A court in Jaipur today convicted four accused and acquitted one in the case of the 2008 serial bomb blasts in the capital of Rajasthan. On 13 May 2008, eight serial blasts rocked different places of the city, killing 80 people and leaving 216 injured.
Two other Jaipur blast accused were killed by the police in a 2008 encounter at Batla House in New Delhi.
The court of Ajay Kumar Sharma convicted the accused Mohammad Saif, Mohammad Sarwar Azam, Saifur Rahman and Mohammad Salman while Shahbaz Hussain was acquitted.
The hearing of the case was expedited in the last one year. Statements of 1,296 witnesses were recorded and the prosecution and the defence finished their arguments and cross-examinations.
Jaipur Police had arrested five accused in the case. Three of the accused are lodged in Tihar Jail in Delhi and the ATS has not been able to investigate them. Those three are accused of bombing other parts of the country.
The Jaipur bombings
Nine synchronised bomb blasts rocked Jaipur on 13 May 2008 within a span of 15 min. A tenth bomb was found and defused. The bombings shocked most of India and resulted in widespread condemnation from leaders across the world, with many countries showing solidarity with India in its fight against terrorism.
This was the first time terrorists had targeted Jaipur, India’s tenth largest city and one of its most popular tourist destinations. The bombs went off near historic monuments at one of the busiest times of the day. One of the bombs exploded close to Jaipur’s most famous landmark, the historic Hawa Mahal.

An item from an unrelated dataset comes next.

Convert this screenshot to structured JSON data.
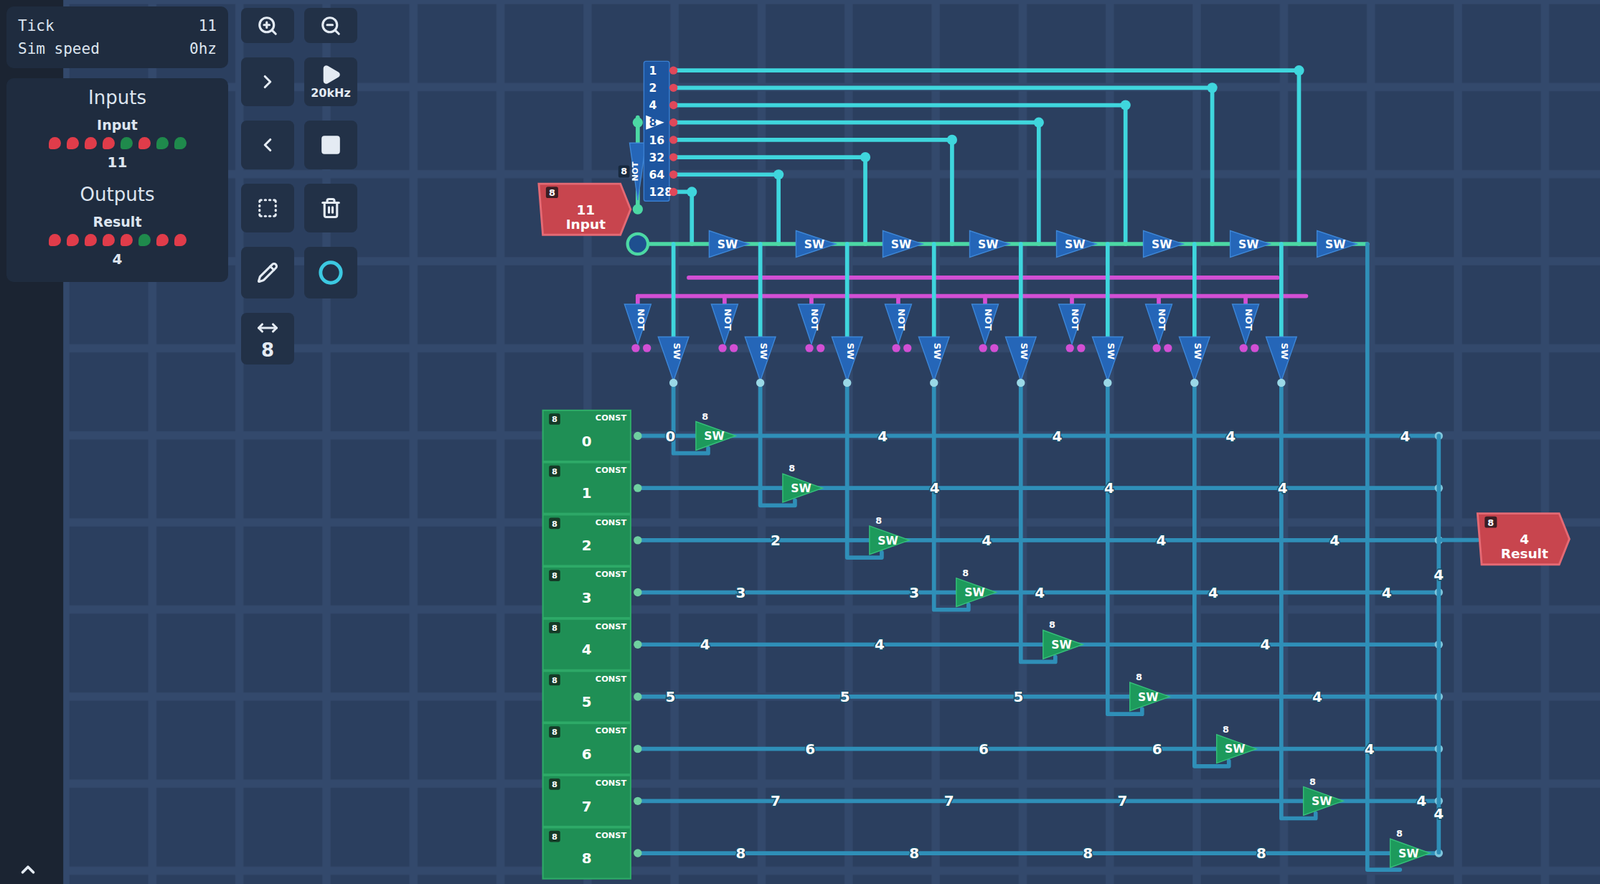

Two days after the blasts, a previously unknown Islamic militant group known as the Indian Mujahideen sent an e-mail to Indian media in which they claimed responsibility for the attacks and said they would “demolish the faith (Hinduism)” of the “infidels of India”. Though the Indian authorities said that the e-mail was genuine, they also added that there were some contradictions and the primary motive of the e-mail might be to mislead investigating agencies.
Sources in the Union Home Ministry of the INC-led UPA government said that a Bangladesh-based organisation, Harkat-ul-Jihad-al-Islami (HuJI) or “Islamic Holy War Movement”, was suspected to be behind the attack. The police were able to find credible evidence linking the suspected bombers to Bangladeshi militants, which resulted in a backlash against illegal Bangladeshi immigrants in Rajasthan.
India plans to expel more than 50,000 Bangladeshi infiltrators from Rajasthan, a process that would be aided by the proposed nationwide National Register of Citizens followed by the application of the amended Citizenship Act that would retain Hindus, Sikhs, Christians, Jains, Buddhists and Parsis while seeking to deport Muslims, provided Bangladesh accepts them as their citizens. Bangladeshi infiltrators in India are mostly Bengali-speaking Hindus and Muslims. For the past three days, Muslims and leftists are protesting and rioting in Delhi and other parts of the country, demanding a repeal of the new law.